Perhaps no other aspect of joint replacement surgery is as controversial as prevention of deep venous thrombosis (DVT) or pulmonary embolism (PE). It has been recognized for several decades that patients with hip and knee replacement can develop blood clots in their legs. A blood clot can break off and travel to the patient´s lungs causing a pulmonary embolism, which is potentially life-threatening. Fortunately, the incidence of fatal PE is considered to be approximately 1 in 2,000-10,000.

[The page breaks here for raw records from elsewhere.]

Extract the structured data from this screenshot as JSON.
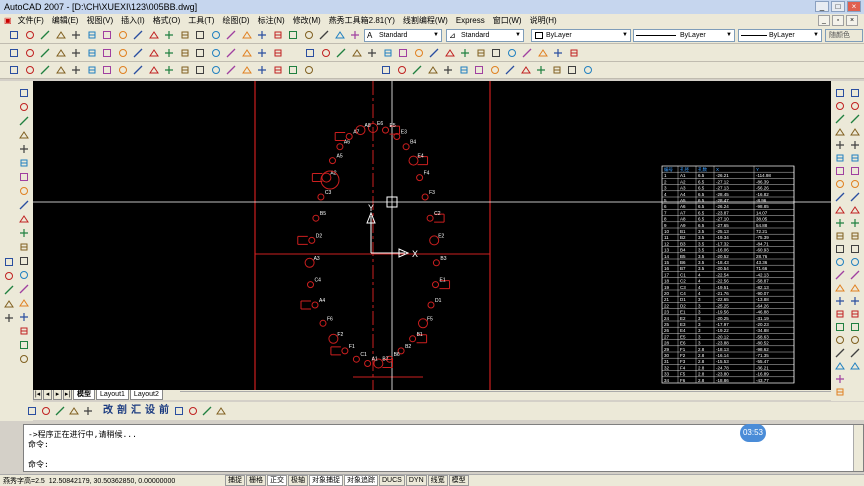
{
  "app": {
    "title": "AutoCAD 2007 - [D:\\CH\\XUEXI\\123\\005BB.dwg]"
  },
  "menu": {
    "items": [
      "文件(F)",
      "编辑(E)",
      "视图(V)",
      "插入(I)",
      "格式(O)",
      "工具(T)",
      "绘图(D)",
      "标注(N)",
      "修改(M)",
      "燕秀工具箱2.81(Y)",
      "线割编程(W)",
      "Express",
      "窗口(W)",
      "说明(H)"
    ]
  },
  "toolbar": {
    "text_style": "Standard",
    "dim_style": "Standard",
    "layer": "ByLayer",
    "color": "ByLayer",
    "linetype": "ByLayer",
    "lineweight": "ByLayer",
    "plotstyle": "随颜色"
  },
  "icons": {
    "std": [
      "new-icon",
      "open-icon",
      "save-icon",
      "print-icon",
      "preview-icon",
      "publish-icon",
      "cut-icon",
      "copy-icon",
      "paste-icon",
      "matchprop-icon",
      "undo-icon",
      "redo-icon",
      "pan-icon",
      "zoom-realtime-icon",
      "zoom-window-icon",
      "zoom-previous-icon",
      "properties-icon",
      "designcenter-icon",
      "toolpalette-icon",
      "sheetset-icon",
      "markup-icon",
      "calculator-icon",
      "help-icon"
    ],
    "row2": [
      "dim-linear-icon",
      "dim-aligned-icon",
      "dim-arc-icon",
      "dim-ordinate-icon",
      "dim-radius-icon",
      "dim-jogged-icon",
      "dim-diameter-icon",
      "dim-angular-icon",
      "quick-dim-icon",
      "baseline-icon",
      "continue-icon",
      "leader-icon",
      "tolerance-icon",
      "center-mark-icon",
      "dim-edit-icon",
      "dim-text-edit-icon",
      "dim-update-icon",
      "dim-style-icon"
    ],
    "row3": [
      "plus-icon",
      "tee-icon",
      "arrow-icon",
      "slot-icon",
      "wave-icon",
      "cross-icon",
      "box-icon",
      "triangle-icon",
      "line-icon",
      "angle-icon",
      "bolt-icon",
      "clip-icon",
      "bracket-icon",
      "star-icon",
      "hole-icon",
      "key-icon",
      "screw-icon",
      "ring-icon",
      "grid-icon",
      "check-icon"
    ],
    "left": [
      "point-icon",
      "line-icon",
      "xline-icon",
      "polyline-icon",
      "polygon-icon",
      "rectangle-icon",
      "arc-icon",
      "circle-icon",
      "revcloud-icon",
      "spline-icon",
      "ellipse-icon",
      "ellipse-arc-icon",
      "insert-block-icon",
      "make-block-icon",
      "point-style-icon",
      "hatch-icon",
      "gradient-icon",
      "region-icon",
      "table-icon",
      "mtext-icon"
    ],
    "right": [
      "erase-icon",
      "copy-obj-icon",
      "mirror-icon",
      "offset-icon",
      "array-icon",
      "move-icon",
      "rotate-icon",
      "scale-icon",
      "stretch-icon",
      "trim-icon",
      "extend-icon",
      "break-point-icon",
      "break-icon",
      "join-icon",
      "chamfer-icon",
      "fillet-icon",
      "explode-icon",
      "dim-icon",
      "align-icon",
      "lengthen-icon",
      "measure-icon",
      "divide-icon",
      "text-icon",
      "hatch-edit-icon"
    ],
    "bottom": [
      "layer-icon",
      "layers-icon",
      "print-icon",
      "image-icon",
      "text-a-icon",
      "process-icon",
      "cut-icon",
      "merge-icon",
      "setup-icon",
      "front-icon",
      "layer-on-icon",
      "layer-off-icon",
      "freeze-icon"
    ]
  },
  "tabs": [
    "模型",
    "Layout1",
    "Layout2"
  ],
  "bottom_labels": [
    "改",
    "剖",
    "汇",
    "设",
    "前"
  ],
  "command": {
    "line1": "->程序正在进行中,请稍候...",
    "line2": "命令:",
    "line3": "命令:"
  },
  "timer": "03:53",
  "status": {
    "prefix": "燕秀字高=2.5",
    "coords": "12.50842179,  30.50362850,  0.00000000",
    "buttons": [
      "捕捉",
      "栅格",
      "正交",
      "极轴",
      "对象捕捉",
      "对象追踪",
      "DUCS",
      "DYN",
      "线宽",
      "模型"
    ]
  },
  "drawing": {
    "labels": [
      "E6",
      "E5",
      "E3",
      "B4",
      "E4",
      "F4",
      "F3",
      "C2",
      "E2",
      "B3",
      "E1",
      "D1",
      "F5",
      "B1",
      "B2",
      "B6",
      "B7",
      "A1",
      "C1",
      "F1",
      "F2",
      "F6",
      "A4",
      "C4",
      "A3",
      "D2",
      "B5",
      "C3",
      "A2",
      "A5",
      "A6",
      "A7",
      "A8"
    ],
    "ucs_x": "X",
    "ucs_y": "Y",
    "table_header": [
      "编号",
      "孔径",
      "孔数",
      "X",
      "Y"
    ],
    "table_rows": [
      [
        "1",
        "A1",
        "6.5",
        "-26.21",
        "-114.98"
      ],
      [
        "2",
        "A2",
        "6.5",
        "-27.12",
        "-86.39"
      ],
      [
        "3",
        "A3",
        "6.5",
        "-27.13",
        "-56.26"
      ],
      [
        "4",
        "A4",
        "6.5",
        "-28.45",
        "-16.82"
      ],
      [
        "5",
        "A5",
        "6.5",
        "-28.47",
        "-8.96"
      ],
      [
        "6",
        "A6",
        "6.5",
        "-26.24",
        "-98.85"
      ],
      [
        "7",
        "A7",
        "6.5",
        "-23.87",
        "14.07"
      ],
      [
        "8",
        "A8",
        "6.5",
        "-27.10",
        "38.05"
      ],
      [
        "9",
        "A9",
        "6.5",
        "-27.65",
        "54.88"
      ],
      [
        "10",
        "B1",
        "3.5",
        "-25.13",
        "72.21"
      ],
      [
        "11",
        "B2",
        "3.5",
        "-19.34",
        "-75.39"
      ],
      [
        "12",
        "B3",
        "3.5",
        "-17.32",
        "-84.71"
      ],
      [
        "13",
        "B4",
        "3.5",
        "-16.06",
        "-60.93"
      ],
      [
        "14",
        "B5",
        "3.5",
        "-20.52",
        "28.76"
      ],
      [
        "15",
        "B6",
        "3.5",
        "-18.43",
        "43.36"
      ],
      [
        "16",
        "B7",
        "3.5",
        "-20.54",
        "71.66"
      ],
      [
        "17",
        "C1",
        "4",
        "-22.54",
        "-42.13"
      ],
      [
        "18",
        "C2",
        "4",
        "-22.56",
        "-58.87"
      ],
      [
        "19",
        "C3",
        "4",
        "-19.51",
        "-82.13"
      ],
      [
        "20",
        "C4",
        "4",
        "-21.76",
        "-90.07"
      ],
      [
        "21",
        "D1",
        "3",
        "-22.65",
        "-13.88"
      ],
      [
        "22",
        "D2",
        "3",
        "-25.25",
        "-64.26"
      ],
      [
        "23",
        "E1",
        "3",
        "-19.56",
        "-46.88"
      ],
      [
        "24",
        "E2",
        "3",
        "-20.25",
        "-31.19"
      ],
      [
        "25",
        "E3",
        "3",
        "-17.97",
        "-20.23"
      ],
      [
        "26",
        "E4",
        "3",
        "-19.22",
        "-34.88"
      ],
      [
        "27",
        "E5",
        "3",
        "-20.12",
        "-58.63"
      ],
      [
        "28",
        "E6",
        "3",
        "-23.88",
        "-80.52"
      ],
      [
        "29",
        "F1",
        "2.8",
        "-18.13",
        "-98.62"
      ],
      [
        "30",
        "F2",
        "2.8",
        "-16.14",
        "-71.35"
      ],
      [
        "31",
        "F3",
        "2.8",
        "-15.53",
        "-55.47"
      ],
      [
        "32",
        "F4",
        "2.8",
        "-24.78",
        "-36.21"
      ],
      [
        "33",
        "F5",
        "2.8",
        "-23.80",
        "-16.89"
      ],
      [
        "34",
        "F6",
        "2.8",
        "-18.86",
        "-43.77"
      ]
    ]
  },
  "colors": {
    "canvas_bg": "#000000",
    "red_line": "#cc1f1f",
    "white": "#ffffff",
    "toolbar_bg": "#ece9d8",
    "title_bg": "#c6d6ee",
    "timer_bg": "#4a8cd8"
  }
}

Because of this, many doctors recommend blood thinning (anticoagulation ) medications after joint replacement surgery. Unfortunately, the agents that are most effective at thinning the blood can also cause bleeding into surgical site. Surgeons who perform many joint replacement surgeries have recognized that bleeding into the surgical site has a complication rate far in excess of fatal PE. Importantly, infection may result from poor wound healing due to bleeding caused by blood thinners. Other risks of blood thinners include bleeding of the gastrointestinal tract and prolonged anemia (low blood count) after surgery. Because of this, many orthopaedic surgeons prefer measures other than strong blood thinners to minimize the impact of blood clots. For example, the use of calf or foot compression devices is now generally accepted for most patients. Early ambulation, efficient surgery and regional anesthesia (spinal anesthesia), as well as the use of mild blood thinners such as aspiring have become widespread. The American Academy of Orthopaedic Surgeons (AAOS) has a position paper on this topic which can be found on their website (www.aaos.org). The Joint Commission, which is the accrediting body at many hospitals, addresses this at their website (www.jointcommission.org).